As the clock struck midnight and 2020 came to a close, the words of ‘Auld Lang Syne’ may have rung hollow for the millions living through another lockdown in the United Kingdom. The tradition of bidding farewell to the old year and welcoming new beginnings seemed like wishful thinking amidst a fresh surge of COVID infection rates and the prolonged economic strangulation of many British businesses.
With the vaccination program picking up pace, Brits may look forward to the prospect of a European summer break or at the least, a drink in the local pub. However, the likelihood of that package holiday firm or the favourite ‘local’ staying afloat long enough to meet post-pandemic demand remains in question. The government’s furlough scheme is due to wrap up at the end of April, and the Bank of England’s Covid Corporate Financing Facility (CCFF) closes in late March, leaving the future of many British businesses uncertain as they grapple with a year’s worth of debt and minimal incomings.

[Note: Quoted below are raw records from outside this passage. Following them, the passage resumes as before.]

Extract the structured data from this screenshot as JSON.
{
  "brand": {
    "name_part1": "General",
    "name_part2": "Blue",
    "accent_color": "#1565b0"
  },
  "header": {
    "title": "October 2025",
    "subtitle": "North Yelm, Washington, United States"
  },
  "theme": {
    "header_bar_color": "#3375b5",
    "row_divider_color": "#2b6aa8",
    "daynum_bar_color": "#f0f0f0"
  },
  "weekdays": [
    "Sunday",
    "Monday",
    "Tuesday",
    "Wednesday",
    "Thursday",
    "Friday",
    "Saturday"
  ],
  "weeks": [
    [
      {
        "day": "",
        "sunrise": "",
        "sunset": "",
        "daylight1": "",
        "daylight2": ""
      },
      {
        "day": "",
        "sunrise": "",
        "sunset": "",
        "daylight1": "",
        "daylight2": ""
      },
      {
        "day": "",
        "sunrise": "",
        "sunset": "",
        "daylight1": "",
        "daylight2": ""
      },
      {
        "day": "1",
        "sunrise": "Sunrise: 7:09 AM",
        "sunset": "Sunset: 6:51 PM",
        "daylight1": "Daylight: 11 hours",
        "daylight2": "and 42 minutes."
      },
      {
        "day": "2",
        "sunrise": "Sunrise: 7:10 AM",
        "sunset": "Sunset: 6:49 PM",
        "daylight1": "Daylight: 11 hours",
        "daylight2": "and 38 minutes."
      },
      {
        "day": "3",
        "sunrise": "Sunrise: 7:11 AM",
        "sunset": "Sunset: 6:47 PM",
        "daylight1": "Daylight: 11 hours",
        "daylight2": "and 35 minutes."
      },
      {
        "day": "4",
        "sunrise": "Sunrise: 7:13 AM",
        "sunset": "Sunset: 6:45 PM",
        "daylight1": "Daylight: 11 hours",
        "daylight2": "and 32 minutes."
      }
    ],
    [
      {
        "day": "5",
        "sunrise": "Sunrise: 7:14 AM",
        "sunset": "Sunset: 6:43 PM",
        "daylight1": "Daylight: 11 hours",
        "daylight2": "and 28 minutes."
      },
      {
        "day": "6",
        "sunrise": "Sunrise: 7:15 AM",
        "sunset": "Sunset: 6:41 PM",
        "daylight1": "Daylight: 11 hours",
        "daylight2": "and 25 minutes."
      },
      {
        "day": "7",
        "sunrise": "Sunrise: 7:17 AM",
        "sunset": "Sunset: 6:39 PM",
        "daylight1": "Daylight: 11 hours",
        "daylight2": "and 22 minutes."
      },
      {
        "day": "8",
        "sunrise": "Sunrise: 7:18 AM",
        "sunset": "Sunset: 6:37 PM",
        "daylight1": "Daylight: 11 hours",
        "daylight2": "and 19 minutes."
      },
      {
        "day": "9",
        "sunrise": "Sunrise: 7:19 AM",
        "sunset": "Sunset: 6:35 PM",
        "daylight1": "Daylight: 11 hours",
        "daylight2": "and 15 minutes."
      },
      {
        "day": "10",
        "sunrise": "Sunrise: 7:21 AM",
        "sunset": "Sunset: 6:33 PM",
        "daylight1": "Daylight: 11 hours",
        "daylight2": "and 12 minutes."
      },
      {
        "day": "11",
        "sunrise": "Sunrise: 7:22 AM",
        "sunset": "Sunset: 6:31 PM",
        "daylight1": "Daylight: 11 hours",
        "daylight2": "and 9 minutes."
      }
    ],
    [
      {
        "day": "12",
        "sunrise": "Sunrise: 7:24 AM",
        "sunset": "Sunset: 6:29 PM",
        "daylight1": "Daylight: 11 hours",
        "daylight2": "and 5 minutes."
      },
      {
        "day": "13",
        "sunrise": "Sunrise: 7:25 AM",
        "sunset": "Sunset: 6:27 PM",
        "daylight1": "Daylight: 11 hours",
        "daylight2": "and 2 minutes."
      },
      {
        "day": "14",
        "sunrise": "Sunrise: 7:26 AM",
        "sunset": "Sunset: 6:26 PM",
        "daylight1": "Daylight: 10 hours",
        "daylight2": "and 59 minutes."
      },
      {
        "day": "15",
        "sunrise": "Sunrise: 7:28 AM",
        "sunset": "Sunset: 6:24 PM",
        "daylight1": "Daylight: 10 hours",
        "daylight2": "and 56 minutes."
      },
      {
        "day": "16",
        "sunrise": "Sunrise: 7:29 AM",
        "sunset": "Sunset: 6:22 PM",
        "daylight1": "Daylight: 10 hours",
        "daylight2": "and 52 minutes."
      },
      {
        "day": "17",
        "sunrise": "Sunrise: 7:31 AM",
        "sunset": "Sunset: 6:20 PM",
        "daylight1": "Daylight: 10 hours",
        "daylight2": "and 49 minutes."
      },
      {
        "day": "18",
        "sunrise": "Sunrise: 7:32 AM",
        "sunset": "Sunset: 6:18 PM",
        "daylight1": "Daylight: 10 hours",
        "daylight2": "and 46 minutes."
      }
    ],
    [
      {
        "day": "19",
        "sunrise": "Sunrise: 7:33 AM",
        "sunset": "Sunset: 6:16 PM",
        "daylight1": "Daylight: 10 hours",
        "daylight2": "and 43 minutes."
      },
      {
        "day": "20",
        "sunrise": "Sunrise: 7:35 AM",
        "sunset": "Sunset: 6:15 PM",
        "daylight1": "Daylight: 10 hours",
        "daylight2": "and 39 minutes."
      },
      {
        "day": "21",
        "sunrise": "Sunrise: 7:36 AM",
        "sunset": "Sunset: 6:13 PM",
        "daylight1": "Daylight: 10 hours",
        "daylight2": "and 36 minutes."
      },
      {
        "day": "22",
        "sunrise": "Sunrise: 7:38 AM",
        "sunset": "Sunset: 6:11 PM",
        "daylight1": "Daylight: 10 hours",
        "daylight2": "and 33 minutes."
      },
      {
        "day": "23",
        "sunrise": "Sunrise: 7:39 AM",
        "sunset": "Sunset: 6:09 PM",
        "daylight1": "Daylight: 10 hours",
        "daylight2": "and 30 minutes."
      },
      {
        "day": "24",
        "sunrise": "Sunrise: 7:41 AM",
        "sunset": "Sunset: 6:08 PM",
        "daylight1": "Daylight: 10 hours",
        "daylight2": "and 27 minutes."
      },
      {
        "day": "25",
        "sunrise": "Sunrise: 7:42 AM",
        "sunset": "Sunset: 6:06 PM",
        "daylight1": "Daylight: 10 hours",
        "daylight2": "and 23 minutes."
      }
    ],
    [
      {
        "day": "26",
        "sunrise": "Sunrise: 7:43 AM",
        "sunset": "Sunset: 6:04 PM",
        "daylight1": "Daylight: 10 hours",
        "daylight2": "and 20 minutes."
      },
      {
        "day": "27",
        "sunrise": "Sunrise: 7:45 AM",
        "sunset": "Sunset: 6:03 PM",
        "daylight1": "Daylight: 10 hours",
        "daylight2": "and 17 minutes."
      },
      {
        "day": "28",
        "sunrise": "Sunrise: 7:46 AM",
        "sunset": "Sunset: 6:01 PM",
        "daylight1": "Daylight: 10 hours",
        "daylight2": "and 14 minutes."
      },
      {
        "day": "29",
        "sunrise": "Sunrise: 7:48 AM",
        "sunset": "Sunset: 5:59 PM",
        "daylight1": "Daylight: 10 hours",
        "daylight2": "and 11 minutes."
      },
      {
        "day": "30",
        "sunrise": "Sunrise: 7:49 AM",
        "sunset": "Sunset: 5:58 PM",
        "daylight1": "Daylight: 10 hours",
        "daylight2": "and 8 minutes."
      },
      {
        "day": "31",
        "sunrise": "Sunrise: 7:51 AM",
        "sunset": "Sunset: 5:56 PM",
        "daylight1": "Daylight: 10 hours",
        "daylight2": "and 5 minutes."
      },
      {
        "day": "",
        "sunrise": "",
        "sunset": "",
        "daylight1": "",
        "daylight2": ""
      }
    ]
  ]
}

Credit Benchmark collects internal credit risk estimates from global financial institutions, providing forward looking tracking of changes in the credit risk of existing borrowers and of the impact on the portfolios of the contributing financial institutions.
The data, covering more than 5,000 UK Corporates, show that the average one-year default probability of UK Corporate has risen to 0.67%. In effect, financial institutions expect 1 in 150 corporates to default over the next year. As shown in Figure 1, this represents a 19% higher chance of defaulting compared to a year ago, with Consumer Services and Oil & Gas the most impacted industries. The steepest increase in credit risk was observed between April and August with an average monthly growth rate of 2.4%. The latter months of the year show a stabilization, with credit risk growing only by 0.2% in November. But the third COVID wave brought another steep increase in credit risk in December [please continue below to access full report].